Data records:
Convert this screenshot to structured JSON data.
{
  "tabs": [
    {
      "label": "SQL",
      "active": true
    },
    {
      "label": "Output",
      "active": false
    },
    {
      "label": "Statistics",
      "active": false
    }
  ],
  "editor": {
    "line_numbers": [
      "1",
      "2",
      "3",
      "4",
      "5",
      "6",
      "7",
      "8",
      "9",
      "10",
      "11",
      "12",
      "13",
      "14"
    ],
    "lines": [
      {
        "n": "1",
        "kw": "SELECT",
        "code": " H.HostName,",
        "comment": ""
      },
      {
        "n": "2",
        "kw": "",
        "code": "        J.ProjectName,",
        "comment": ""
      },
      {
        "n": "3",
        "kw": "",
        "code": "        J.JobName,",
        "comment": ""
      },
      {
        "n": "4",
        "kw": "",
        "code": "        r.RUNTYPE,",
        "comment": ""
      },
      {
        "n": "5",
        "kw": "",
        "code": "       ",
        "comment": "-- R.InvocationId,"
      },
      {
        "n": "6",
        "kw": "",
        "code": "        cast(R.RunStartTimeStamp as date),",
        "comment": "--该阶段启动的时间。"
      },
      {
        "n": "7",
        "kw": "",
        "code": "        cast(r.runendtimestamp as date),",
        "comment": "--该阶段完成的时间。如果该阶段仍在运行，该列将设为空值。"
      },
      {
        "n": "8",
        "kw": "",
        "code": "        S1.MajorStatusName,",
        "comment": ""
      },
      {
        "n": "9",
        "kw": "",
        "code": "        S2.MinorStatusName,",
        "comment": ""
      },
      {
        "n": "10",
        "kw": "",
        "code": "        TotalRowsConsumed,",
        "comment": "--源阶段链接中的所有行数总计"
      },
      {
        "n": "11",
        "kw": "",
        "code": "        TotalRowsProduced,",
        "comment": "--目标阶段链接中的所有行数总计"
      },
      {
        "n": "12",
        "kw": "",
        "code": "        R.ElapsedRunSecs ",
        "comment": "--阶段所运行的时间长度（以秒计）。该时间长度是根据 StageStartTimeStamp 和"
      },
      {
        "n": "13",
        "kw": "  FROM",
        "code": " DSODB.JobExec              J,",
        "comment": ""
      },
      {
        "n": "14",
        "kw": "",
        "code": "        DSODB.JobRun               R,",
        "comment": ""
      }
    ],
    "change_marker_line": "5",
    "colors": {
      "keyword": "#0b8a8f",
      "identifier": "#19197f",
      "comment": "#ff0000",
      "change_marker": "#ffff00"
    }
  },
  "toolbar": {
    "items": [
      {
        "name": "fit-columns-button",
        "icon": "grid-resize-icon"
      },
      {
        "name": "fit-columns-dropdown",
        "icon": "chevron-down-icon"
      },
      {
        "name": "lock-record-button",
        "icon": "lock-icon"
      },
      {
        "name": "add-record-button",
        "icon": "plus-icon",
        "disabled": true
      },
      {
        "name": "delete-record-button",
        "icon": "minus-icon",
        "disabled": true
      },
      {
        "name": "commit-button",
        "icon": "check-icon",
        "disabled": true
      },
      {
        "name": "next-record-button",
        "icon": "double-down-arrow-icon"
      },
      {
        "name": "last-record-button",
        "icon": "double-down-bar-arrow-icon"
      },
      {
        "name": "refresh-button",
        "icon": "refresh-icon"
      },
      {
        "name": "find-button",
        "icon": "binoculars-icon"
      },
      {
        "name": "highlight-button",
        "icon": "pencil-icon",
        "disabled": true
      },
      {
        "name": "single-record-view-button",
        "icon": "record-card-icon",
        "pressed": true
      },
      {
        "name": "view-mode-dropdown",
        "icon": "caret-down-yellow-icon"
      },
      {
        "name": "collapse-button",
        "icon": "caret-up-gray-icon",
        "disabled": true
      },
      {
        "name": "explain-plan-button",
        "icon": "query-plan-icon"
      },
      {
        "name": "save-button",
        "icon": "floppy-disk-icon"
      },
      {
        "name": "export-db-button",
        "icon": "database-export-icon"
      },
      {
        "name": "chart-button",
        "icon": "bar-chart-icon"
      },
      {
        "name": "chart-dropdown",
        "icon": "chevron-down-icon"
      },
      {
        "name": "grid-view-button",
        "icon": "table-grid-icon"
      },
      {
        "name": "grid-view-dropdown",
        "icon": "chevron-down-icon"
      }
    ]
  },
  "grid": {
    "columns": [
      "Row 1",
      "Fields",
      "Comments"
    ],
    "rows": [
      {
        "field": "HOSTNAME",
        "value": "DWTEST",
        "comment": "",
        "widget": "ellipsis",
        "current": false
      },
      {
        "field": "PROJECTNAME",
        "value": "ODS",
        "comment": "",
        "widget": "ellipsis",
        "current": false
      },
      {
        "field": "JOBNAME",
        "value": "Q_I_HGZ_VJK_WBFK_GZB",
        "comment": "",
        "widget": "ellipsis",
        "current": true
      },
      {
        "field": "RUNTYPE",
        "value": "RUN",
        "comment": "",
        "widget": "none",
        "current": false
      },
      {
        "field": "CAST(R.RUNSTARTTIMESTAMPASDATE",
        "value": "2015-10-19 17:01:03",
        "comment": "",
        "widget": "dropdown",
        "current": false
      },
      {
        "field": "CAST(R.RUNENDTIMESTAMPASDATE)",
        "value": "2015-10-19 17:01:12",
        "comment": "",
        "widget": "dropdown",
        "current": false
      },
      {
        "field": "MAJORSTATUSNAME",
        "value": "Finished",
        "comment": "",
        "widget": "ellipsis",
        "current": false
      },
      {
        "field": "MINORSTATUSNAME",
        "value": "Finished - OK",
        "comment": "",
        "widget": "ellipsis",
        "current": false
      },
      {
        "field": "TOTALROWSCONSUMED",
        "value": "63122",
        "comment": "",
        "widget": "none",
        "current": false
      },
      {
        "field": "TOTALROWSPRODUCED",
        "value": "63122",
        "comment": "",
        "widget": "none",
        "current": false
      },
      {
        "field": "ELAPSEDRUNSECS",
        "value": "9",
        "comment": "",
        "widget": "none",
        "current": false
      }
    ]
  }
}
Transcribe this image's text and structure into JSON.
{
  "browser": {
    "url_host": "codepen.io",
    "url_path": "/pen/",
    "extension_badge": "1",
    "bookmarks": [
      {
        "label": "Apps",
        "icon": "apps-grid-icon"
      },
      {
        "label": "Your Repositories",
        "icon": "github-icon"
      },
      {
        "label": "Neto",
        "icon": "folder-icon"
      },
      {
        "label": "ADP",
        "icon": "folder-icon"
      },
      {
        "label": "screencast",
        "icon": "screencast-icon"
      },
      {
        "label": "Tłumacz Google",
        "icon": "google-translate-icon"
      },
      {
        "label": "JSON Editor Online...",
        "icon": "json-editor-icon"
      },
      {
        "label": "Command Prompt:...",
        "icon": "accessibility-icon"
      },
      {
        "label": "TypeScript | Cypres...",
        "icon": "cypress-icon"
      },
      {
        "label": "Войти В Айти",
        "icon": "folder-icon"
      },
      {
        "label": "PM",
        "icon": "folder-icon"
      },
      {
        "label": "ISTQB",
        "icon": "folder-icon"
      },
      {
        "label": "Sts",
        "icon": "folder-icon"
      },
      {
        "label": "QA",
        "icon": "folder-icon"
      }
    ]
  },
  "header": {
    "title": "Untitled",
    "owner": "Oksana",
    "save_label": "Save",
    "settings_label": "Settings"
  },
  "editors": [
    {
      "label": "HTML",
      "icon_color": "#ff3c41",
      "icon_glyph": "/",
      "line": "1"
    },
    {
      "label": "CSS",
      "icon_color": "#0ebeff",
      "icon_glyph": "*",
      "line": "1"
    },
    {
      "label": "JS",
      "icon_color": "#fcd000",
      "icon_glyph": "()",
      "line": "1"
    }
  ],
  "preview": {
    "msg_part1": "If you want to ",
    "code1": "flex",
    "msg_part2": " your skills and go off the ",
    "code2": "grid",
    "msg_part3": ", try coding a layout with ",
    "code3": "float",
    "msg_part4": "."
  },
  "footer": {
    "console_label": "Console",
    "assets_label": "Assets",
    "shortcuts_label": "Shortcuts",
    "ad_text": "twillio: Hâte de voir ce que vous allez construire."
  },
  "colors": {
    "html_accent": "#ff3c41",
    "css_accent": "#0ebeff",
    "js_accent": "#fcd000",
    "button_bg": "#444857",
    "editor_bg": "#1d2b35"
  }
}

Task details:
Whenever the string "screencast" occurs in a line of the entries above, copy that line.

Answer section:
        "label": "screencast",
        "icon": "screencast-icon"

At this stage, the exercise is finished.